That can come back to bite the industry because people – staff, customers, clients, society – expect businesses to responsible for what they do. Real estate can be good at considering ethics, Hughes says, pointing to the importance of ESG, but it needs to extend that to data. Businesses that neglect it risk facing fines for breaching data regulations and damage to their reputations. “We have work to do on our reputation as a sector in society in general, and I think how we use data going forward is going to be incredibly important for that.”
One example he gives where this could become an unavoidable question is the future of office valuations. If the future of offices is about staff productivity, health and wellbeing, it makes sense that the data behind those metrics feeds into the valuation process. But if that is the case, the industry needs to ask itself how exactly that personal data is used, who has access to it and in what capacity and whether it should be shared at all.
Although he has a personal view on that, Hughes says: “With a RED Foundation hat on, I don’t think it’s our position to say ‘that’s right’ and ‘that’s wrong’, because I think it depends on different circumstances.” What is important, however, is that the industry is transparent and communicates what it chooses to do.
Six principles to help navigate ethical grey areas
If the owner of a block of flats decided to install CCTV in every tenant’s home, most people would find that an invasion of privacy. But if a retirement home did the same thing, while ensuring that the data collected is discreet and anonymised and residents were aware of it, would that be a problem? What if that leads to greater independence for those residents?
Those two scenarios, Hughes says, are very different with potentially different answers to what is ethical. That reveals a fundamental complication: the answer to what is right and what is wrong will differ between use cases, asset classes and occupiers.
To help businesses think about what is and what isn’t ethical, RED Foundation has a list of six principles to guide those discussions:
- Accountable for the data collected and used: This includes taking responsibility for using the data in an appropriate and secure way

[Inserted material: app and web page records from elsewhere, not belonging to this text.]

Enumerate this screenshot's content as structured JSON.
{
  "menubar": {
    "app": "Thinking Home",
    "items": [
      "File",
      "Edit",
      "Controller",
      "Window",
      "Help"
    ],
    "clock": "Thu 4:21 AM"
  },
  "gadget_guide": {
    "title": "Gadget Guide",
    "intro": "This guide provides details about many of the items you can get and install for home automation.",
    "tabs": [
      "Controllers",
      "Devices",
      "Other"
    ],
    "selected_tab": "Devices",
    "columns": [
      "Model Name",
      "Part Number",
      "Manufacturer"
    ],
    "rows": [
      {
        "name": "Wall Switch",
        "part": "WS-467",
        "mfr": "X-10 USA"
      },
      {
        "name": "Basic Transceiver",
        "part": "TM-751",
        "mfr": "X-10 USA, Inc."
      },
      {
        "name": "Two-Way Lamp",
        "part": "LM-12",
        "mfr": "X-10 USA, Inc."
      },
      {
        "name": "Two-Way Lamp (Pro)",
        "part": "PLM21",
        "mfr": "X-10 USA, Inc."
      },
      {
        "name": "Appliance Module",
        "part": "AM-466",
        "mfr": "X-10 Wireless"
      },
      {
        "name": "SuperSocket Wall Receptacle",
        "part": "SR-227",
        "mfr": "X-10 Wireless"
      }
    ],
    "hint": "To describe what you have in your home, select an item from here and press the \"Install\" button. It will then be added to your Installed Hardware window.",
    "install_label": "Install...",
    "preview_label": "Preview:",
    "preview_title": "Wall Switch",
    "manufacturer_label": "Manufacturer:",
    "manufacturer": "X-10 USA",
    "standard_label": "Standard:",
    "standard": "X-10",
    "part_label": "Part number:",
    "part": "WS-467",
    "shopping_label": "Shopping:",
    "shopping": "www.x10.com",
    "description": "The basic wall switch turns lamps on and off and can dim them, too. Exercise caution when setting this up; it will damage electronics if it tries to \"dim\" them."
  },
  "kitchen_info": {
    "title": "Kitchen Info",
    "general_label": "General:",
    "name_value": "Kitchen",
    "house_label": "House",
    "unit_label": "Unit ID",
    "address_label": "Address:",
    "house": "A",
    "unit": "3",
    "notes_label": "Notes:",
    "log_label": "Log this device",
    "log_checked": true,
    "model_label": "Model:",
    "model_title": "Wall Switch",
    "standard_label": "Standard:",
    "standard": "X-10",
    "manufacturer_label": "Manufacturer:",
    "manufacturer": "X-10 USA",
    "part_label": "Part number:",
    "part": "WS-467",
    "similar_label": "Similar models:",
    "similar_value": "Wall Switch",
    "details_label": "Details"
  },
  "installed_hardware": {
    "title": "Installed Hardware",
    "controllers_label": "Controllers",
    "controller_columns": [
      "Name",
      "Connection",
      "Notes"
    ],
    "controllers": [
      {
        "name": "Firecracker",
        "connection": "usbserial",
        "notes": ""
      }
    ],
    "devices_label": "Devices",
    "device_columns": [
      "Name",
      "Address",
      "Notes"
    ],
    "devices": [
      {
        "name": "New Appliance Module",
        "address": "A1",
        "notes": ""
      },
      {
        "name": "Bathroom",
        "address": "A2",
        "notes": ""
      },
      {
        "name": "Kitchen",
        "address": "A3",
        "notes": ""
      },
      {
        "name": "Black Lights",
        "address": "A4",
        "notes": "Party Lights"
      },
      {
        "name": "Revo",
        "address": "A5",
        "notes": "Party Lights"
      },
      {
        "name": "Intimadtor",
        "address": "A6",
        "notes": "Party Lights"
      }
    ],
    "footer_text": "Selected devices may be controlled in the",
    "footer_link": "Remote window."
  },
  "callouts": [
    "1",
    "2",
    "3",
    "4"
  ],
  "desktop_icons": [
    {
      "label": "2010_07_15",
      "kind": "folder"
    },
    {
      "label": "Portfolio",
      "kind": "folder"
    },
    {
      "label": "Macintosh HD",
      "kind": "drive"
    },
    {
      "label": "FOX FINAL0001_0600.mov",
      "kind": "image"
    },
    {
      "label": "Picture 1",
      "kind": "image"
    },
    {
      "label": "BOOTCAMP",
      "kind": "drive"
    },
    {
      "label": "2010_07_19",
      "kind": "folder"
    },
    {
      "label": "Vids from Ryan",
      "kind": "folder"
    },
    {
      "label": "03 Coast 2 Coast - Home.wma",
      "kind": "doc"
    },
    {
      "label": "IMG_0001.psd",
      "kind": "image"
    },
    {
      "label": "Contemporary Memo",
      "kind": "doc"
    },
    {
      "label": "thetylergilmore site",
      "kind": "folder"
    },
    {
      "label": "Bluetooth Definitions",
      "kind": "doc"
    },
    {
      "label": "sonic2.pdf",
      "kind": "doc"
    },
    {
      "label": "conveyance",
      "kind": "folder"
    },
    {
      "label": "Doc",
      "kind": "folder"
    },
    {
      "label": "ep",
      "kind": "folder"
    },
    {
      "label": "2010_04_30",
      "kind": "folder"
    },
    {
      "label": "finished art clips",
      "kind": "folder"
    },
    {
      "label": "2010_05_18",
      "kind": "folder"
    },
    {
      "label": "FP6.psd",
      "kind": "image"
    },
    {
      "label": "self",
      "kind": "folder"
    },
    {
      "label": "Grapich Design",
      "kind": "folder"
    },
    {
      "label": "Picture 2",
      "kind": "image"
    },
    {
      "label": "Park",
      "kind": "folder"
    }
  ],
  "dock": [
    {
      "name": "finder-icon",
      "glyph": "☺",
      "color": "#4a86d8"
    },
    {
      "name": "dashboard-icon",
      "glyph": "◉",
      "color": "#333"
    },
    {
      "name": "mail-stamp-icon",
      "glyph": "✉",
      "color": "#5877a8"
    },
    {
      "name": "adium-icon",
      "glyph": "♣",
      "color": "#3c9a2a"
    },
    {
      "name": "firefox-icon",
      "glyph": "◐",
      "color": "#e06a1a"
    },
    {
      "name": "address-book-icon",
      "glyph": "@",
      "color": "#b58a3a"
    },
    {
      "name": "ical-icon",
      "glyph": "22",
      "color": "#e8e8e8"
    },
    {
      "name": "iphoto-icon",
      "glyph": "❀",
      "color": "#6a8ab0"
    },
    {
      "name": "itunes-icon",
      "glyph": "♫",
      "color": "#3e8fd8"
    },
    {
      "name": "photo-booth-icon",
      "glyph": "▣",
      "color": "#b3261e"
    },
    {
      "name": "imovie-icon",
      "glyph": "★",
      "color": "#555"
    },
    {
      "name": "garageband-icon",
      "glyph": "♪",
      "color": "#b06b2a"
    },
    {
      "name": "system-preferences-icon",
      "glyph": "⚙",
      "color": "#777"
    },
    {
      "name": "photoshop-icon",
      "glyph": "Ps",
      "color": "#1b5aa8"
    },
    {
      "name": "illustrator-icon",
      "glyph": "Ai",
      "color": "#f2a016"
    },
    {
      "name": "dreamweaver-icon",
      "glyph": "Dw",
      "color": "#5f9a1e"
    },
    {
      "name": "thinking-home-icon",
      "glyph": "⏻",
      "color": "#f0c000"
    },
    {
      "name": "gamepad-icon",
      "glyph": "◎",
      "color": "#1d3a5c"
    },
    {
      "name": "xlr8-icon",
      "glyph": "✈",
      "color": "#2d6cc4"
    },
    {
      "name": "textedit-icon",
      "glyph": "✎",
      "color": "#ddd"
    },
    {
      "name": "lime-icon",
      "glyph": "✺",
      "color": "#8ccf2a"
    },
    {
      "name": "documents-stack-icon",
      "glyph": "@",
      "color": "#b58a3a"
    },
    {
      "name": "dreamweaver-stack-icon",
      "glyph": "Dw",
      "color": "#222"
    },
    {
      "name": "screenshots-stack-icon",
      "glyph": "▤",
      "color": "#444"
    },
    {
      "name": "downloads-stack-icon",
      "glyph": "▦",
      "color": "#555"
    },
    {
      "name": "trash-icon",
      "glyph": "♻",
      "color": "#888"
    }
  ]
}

- Transparent about what is collected and why: While this cannot be expected for every data point, at a minimum a general data policy should be published for each building and company explaining what is collected and why
- Proportionate: Not only should data be collected within legal and technical requirements, but is also proportionate to the benefit and the expectations of wider society
- Confidential and private: All activity with data should at all times consider confidentiality and protect privacy, both within necessary legal requirements but also according to the expectations of wider society
- Lawful: All data should only be used within relevant local and international laws and regulations
- Secure: Security principles should be built in ‘by design’ into all applications and appropriate steps should be taken to keep data secure
Hughes calls these principles a “very first small starting point” for the conversation around data ethics. He expects that, as the industry gathers greater amounts of data, making ethical decisions will become a core part of a human’s role in real estate.
“A huge amount of the future of a property professional, for example, will be that human judgement,” Hughes says. If the industry continues to innovate, it cannot shy away from grappling with what’s right and wrong in using data. The pressure to do so will only grow. Start asking the right questions now, the Data Ethics Steering Group urges, and you will be better equipped for the future.